Cover Image: Tim Mendham (in red shirt), executive officer of the Australian Skeptics and editor of their magazine The Skeptic, before the Australian Skeptics National Convention in Sydney in 2014. Having fun with him are, from left, Wendy Grossman, founder and former editor of Britain’s The Skeptic magazine; Ken Frazier, editor of the Skeptical Inquirer (U.S.); and Ian Bryce, chief investigator for the Australian Skeptics. Photo by Ruth Frazier
The Australian Skeptics and its fine quarterly magazine, The Skeptic, are celebrating their fortieth anniversary this year.
“So we can feel a little bit proud of ourselves to have lasted so long and to have increased—we can modestly say—our influence,” Tim Mendham, executive officer of the group and editor of The Skeptic, wrote in their March 2020 issue, Vol. 40, no. 1.
“We are the second oldest English-speaking skeptic group in the world, so we must have been doing something right.”
Our congratulations go out to the Australian Skeptics, including Mendham, current president Jessica Singer, past president Eran Segev, its other officers and supporters, and the many Australian authors who have contributed to both The Skeptic and to Skeptical Inquirer over the years.
The Australian Skeptics (www.skeptics.com.au) have long been one of the world’s most active and effective national skeptics groups.
They also have proudly held thirty-five consecutive annual national conferences—every year since 1985, a record of consistency unsurpassed anywhere—and plan to do so again this year, with the Skepticon 2020 Gold Coast conference October 23–25. Unfortunately, even though Australia has weathered the coronavirus pandemic better than many countries, they’ve recently decided the 2020 conference will be online only.
The Australian Skeptics were established in 1980—just four years after the U.S. group CSICOP (now our Committee for Skeptical Inquiry, CSI)—after Australian skeptic, publisher, and entrepreneur (and later a CSI fellow) Dick Smith flew paranormal investigator and magician James Randi to Australia to conduct tests of dowsers. The tests resulted in much publicity, and the group formed to continue broad-based and consistent skeptic efforts in Australia.
Mendham noted in his March editorial that those who keep in touch with skeptic groups around the world “will know that the Australian contingent has a bit of a reputation for being more activist than others.” He added, “Certainly we’ve had our share of run-ins with those on the other side of the logic coin—creationists in schools, the anti-vaccination movement, telephone psychics, chiropractors, and countless purveyors of the paranormal and pseudomedical cures. … We have been successful in limiting, at least, the proponents of such junk activities.”

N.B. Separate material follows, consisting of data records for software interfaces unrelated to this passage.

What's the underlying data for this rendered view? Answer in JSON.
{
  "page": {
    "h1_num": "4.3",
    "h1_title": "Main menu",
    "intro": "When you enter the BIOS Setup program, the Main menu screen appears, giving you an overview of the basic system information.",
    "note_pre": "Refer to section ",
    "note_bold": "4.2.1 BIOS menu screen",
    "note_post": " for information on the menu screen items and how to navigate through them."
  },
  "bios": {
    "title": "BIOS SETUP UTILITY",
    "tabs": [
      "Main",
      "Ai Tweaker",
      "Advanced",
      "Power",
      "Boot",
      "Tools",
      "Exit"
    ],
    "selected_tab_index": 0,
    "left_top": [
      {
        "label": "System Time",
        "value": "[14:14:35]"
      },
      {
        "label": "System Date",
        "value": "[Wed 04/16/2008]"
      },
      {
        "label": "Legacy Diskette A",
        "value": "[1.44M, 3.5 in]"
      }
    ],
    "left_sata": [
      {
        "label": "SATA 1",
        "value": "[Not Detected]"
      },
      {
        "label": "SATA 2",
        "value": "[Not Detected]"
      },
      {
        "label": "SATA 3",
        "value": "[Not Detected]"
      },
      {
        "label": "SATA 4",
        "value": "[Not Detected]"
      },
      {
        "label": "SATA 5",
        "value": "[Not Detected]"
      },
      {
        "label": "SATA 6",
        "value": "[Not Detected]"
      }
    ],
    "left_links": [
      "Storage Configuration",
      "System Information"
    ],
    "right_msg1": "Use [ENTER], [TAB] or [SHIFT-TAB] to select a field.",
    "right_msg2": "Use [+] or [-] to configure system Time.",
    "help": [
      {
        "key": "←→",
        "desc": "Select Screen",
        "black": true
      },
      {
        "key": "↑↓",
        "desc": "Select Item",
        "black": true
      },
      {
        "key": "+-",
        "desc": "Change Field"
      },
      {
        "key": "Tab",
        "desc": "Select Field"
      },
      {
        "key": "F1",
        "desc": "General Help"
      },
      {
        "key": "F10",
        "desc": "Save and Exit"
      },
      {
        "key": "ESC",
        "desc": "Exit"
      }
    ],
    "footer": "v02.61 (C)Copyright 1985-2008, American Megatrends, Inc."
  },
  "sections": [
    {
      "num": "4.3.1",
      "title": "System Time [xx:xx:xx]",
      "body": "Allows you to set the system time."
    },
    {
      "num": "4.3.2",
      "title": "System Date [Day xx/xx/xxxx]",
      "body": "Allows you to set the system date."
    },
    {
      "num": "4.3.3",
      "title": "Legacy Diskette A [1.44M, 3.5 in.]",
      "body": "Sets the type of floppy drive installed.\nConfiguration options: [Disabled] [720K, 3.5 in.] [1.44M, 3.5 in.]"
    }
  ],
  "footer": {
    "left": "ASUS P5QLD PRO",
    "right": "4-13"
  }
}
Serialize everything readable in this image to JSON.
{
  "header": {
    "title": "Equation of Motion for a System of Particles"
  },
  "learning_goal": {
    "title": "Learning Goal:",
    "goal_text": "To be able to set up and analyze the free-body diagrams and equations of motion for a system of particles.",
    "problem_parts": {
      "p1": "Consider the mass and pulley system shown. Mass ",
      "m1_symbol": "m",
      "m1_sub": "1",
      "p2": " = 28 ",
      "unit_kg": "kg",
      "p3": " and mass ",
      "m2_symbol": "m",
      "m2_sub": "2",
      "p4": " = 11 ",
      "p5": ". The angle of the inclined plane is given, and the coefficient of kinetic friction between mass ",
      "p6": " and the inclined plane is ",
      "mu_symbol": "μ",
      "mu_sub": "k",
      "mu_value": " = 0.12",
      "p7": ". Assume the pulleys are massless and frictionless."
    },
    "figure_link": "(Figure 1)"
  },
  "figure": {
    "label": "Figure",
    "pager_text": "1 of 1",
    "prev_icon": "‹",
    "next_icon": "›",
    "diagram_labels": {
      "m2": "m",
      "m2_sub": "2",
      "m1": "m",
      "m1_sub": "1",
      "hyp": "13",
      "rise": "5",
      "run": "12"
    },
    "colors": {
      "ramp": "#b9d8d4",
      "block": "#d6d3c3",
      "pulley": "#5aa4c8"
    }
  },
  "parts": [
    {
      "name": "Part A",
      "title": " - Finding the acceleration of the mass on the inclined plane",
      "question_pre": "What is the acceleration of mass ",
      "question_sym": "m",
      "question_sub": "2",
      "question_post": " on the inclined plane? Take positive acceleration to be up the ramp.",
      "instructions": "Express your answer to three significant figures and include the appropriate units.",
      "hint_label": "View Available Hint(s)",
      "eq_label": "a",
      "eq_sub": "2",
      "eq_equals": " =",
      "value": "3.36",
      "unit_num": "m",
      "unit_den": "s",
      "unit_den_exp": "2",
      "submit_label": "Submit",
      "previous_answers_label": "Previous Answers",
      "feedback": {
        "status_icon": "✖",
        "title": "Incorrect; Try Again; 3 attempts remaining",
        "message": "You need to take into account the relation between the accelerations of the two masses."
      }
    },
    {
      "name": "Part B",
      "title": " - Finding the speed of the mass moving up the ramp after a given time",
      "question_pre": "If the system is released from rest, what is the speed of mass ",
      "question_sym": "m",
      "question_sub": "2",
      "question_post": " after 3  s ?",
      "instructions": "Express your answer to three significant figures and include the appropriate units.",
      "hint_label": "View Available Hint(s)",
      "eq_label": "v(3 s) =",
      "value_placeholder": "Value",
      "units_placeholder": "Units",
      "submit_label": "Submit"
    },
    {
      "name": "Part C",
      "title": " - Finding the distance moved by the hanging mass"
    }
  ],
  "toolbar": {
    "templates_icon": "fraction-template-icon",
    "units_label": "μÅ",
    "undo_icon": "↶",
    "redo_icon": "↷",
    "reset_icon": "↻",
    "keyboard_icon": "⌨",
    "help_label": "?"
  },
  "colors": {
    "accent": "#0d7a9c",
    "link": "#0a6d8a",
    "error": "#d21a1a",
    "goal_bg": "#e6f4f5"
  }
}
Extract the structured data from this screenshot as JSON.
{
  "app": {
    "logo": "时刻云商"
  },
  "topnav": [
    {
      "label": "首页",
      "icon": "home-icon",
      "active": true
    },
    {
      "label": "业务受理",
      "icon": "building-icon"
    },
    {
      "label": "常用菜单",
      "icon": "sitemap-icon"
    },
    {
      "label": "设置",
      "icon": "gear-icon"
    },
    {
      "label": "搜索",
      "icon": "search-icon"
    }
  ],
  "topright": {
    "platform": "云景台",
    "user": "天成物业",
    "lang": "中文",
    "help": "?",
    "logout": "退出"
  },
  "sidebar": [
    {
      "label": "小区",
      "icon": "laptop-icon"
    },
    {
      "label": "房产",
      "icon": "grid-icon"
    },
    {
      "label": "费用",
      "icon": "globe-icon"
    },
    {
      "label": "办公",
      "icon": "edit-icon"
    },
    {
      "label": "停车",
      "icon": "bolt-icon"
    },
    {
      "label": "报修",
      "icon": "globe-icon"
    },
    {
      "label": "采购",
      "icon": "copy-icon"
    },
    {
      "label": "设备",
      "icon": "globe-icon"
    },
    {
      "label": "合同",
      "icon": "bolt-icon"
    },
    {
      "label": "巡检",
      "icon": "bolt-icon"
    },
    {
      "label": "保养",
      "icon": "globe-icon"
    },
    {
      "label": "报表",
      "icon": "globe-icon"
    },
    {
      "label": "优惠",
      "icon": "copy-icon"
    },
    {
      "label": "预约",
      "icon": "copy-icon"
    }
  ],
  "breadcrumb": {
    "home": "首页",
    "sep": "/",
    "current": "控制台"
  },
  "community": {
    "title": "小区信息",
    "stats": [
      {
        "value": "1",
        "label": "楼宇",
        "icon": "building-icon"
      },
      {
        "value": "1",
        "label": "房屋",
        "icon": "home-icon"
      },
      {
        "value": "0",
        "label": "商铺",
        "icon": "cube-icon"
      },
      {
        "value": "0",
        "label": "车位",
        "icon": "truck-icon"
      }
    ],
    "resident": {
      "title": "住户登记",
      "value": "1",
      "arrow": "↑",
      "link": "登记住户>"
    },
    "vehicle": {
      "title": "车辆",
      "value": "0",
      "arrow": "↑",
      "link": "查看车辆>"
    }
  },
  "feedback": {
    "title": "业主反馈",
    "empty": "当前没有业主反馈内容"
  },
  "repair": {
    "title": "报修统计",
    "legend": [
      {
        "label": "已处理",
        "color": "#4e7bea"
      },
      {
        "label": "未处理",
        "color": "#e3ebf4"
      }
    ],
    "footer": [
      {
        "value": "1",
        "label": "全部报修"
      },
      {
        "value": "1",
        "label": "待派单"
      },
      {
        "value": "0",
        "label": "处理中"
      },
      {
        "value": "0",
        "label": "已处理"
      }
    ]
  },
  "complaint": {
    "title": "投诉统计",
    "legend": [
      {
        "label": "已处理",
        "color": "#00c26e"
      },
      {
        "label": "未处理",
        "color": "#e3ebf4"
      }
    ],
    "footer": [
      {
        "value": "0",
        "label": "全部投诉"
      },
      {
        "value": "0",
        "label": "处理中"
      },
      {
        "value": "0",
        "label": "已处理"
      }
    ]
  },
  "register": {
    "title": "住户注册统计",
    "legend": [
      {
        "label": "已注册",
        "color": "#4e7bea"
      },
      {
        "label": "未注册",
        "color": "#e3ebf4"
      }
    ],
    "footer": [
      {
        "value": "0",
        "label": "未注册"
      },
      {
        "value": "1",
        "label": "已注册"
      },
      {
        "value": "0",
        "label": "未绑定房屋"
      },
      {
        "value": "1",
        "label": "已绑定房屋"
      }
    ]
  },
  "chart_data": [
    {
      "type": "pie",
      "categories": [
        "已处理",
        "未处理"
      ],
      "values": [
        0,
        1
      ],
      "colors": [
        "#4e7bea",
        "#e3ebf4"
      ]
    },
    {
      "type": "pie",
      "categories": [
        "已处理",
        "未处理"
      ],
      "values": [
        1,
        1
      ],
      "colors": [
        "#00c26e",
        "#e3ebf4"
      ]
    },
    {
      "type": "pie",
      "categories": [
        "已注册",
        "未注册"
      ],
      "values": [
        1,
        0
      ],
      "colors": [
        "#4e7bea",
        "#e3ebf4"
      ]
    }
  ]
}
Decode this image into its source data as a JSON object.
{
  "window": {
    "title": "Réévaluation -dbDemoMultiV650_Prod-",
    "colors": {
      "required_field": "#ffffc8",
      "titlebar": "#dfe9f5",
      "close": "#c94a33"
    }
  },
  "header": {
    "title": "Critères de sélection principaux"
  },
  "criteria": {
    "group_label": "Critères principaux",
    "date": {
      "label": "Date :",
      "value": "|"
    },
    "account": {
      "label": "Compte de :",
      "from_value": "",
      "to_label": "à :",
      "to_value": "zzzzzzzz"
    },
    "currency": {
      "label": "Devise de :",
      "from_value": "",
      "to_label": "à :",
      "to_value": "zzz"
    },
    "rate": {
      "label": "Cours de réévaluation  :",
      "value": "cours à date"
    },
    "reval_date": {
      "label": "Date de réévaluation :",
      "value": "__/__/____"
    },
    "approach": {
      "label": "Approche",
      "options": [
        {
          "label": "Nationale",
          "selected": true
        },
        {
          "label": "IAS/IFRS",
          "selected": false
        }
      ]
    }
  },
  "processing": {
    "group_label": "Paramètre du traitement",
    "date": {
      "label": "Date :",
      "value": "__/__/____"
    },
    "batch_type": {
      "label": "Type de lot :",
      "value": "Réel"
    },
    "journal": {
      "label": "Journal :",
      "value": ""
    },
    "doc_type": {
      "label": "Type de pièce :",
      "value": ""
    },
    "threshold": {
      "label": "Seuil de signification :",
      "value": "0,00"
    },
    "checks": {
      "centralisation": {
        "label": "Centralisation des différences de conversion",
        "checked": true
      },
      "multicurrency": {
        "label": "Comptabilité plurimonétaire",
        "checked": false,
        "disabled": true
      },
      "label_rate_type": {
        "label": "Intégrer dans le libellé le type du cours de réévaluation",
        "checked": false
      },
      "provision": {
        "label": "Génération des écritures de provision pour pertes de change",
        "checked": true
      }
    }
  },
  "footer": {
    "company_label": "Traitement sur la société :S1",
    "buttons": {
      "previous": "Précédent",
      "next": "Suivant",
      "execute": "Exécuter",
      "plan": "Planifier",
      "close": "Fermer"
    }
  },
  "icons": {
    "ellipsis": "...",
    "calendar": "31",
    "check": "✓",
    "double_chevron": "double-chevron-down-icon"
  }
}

Nevertheless, Mendham laments that for every anti-vaxx organization that loses its media credibility, “There’s a government instrumentality opening the doors to nonsense and nonsensical claims for ‘traditional’ medicines. … Sometimes we are concerned at the lack of even basic scientific literacy among our elected leaders.” He was referring to the political situation in Australia (that issue of The Skeptic addresses specifics), but the same could be said regrettably of many other countries of the world—and not just regarding nonsense about traditional medicines.
To help commemorate the Australian Skeptics anniversary, we asked Mendham for his further thoughts:
Like most skeptics groups, we started off small—gatherings of volunteers keen to spread the world. What we lacked in sophisticated marketing we made up for in enthusiasm. In Australia, we made a big push for media attention, and this worked, although in the early days we were plagued with the usual comment from presenters of “But do the Skeptics really believe in themselves?” My response was always, “Congratulations, you are the one-millionth person to make that joke,” and normally I’d not get invited back on.
But we did have successes, and gradually turned from a small group regarded as an amusing novelty to a serious player in the pseudoscience and paranormal scene.
We are the second oldest English-language skeptical group in the world, and cheekily we might add that since CSICOP changed its name to CSI, we are actually the oldest. We’re modestly proud of the achievement, and we’re always grateful for the assistance we got in the early days, and ongoing, from our friends in America. We’ll be around to help CSI celebrate its 50th anniversary.